David Shearn took a different course for starting a business. Now he is taking a different approach to running one.

Shearn founded his business, The Builder Depot, in 2009 with the goal of selling flooring tiles, including expensive types and brands, without the built-in costs of doing business.

“I realized that there seemed to be, no matter what you did, the price to the consumer never changed,” he said. “If I were to go into a retailer and say let’s have a sale … and I’ll take 20 percent off, theoretically he should reduce his price by 20 percent.”

“I went through the whole system and removed every single cost and ended up at a price point that was just staggeringly low compared to anybody else.”

That decision paid off for the company, which is planning to move from its current location on Shiloh Road to a new 5-acre fulfillment center this fall. Shearn said the company is the only Google Trusted Store in the industry.

Shearn, an English native who first moved to the states as part of a management program after college, said he never thought the company would grow so large.

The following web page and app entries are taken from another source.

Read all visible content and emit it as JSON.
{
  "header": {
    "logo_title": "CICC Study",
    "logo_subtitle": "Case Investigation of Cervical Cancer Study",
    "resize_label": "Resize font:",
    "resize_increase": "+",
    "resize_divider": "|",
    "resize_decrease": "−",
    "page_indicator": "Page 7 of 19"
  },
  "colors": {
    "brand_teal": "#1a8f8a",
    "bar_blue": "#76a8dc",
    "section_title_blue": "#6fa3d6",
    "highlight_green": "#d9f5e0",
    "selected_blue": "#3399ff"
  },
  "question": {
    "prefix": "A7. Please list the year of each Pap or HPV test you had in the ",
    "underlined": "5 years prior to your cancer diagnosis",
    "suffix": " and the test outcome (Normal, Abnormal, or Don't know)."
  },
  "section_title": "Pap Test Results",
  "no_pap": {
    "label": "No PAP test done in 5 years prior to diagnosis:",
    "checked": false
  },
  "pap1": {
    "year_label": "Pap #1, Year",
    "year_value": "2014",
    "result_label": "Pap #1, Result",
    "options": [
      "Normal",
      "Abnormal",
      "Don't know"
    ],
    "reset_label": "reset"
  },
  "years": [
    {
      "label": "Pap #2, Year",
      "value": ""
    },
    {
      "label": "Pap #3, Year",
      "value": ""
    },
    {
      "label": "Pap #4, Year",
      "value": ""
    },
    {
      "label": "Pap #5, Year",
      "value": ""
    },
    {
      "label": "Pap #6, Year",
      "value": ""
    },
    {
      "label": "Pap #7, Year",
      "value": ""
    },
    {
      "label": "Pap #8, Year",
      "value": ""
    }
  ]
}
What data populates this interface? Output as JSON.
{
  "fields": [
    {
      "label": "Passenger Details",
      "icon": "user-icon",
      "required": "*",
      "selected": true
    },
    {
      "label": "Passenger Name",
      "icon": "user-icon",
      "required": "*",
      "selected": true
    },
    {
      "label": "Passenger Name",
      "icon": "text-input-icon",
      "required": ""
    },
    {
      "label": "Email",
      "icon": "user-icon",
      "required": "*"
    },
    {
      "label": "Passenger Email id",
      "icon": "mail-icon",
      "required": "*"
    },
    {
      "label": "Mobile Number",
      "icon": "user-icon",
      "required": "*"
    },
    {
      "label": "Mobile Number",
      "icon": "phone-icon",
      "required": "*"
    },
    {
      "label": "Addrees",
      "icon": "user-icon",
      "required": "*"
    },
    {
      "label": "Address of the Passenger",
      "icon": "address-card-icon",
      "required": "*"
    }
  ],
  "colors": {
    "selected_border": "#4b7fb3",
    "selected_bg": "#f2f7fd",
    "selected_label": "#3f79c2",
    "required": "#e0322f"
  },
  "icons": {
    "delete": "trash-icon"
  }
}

“We never expected this,” he said. “I expected to make a living, but I didn’t expect to be hiring people and for people to be managers of other people and having employees with four children and they’re the sole survivor, so you’re kind of responsible for them. It feels far more significant than it ever did.”

The success is a long way from where The Builder Depot began.

Shearn founded the business in his garage in 2009, just as the economy was slipping into recession, and recalls those first days as “awful.”

He said that at the time, he even received a letter a day from his homeowners association for the number of trucks with deliveries coming to his house and had problems with bank accounts.

“I couldn’t even open a business account,” Shearn said. “I didn’t even ask to borrow money. I just said, ‘Can I just open a checking [account]?’ And they said, ‘No, we’re not accepting any business accounts,’ because this was the economic collapse.”

While the cheaper price certainly has allowed the company to move to its current facility, which has already spread to other nearby suites, Shearn credits most of the company’s success to its employees.

While looking to expand the business, he had the option of leaving Forsyth County for downtown Atlanta, but made a decision that would benefit workers.

“The reality is, in retrospect, the difference wasn’t that great,” Shearn said. “But the impact on the people, to be five minutes from your work, to be right around the corner from your child’s school, to have lunch with your family, these benefits are significant, as opposed to fighting two hours of traffic to go downtown.”